Exercise directions
In the entries below, find the lines with the word "this" and copy them.

···

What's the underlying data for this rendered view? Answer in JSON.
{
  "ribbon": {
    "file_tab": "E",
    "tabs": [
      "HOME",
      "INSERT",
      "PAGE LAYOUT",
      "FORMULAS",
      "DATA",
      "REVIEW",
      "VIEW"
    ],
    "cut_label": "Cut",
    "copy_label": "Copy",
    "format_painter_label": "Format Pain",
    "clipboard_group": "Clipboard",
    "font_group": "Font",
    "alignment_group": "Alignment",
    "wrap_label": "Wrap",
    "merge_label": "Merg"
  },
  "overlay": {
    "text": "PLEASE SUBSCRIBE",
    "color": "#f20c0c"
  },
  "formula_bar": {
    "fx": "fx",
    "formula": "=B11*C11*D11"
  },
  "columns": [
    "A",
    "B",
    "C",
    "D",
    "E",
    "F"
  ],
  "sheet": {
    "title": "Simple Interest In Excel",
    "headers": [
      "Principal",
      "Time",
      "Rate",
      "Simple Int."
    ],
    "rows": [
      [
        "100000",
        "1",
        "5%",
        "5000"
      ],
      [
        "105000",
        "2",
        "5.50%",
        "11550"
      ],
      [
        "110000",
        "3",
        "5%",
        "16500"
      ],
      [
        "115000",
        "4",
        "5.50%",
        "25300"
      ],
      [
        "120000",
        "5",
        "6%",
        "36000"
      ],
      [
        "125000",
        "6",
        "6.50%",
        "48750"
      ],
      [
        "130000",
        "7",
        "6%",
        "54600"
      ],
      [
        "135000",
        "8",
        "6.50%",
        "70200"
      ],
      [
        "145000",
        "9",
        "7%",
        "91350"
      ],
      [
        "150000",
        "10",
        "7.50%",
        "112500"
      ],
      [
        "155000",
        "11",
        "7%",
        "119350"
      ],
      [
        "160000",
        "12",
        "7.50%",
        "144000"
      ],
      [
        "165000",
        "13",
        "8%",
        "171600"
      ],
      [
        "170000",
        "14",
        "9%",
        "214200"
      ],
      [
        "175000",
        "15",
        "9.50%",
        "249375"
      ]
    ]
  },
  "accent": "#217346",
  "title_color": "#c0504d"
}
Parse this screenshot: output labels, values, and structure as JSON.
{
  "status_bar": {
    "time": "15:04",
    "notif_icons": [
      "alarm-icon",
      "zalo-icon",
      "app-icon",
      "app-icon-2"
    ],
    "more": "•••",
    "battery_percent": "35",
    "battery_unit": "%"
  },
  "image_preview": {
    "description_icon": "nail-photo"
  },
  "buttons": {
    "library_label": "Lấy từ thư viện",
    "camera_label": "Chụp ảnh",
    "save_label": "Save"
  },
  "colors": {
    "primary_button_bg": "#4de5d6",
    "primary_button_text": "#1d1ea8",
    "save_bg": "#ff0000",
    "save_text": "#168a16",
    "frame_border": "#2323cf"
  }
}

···

Task answer
What's the underlying data for this rendered view? Answer in JSON.
Parse this screenshot: output labels, values, and structure as JSON.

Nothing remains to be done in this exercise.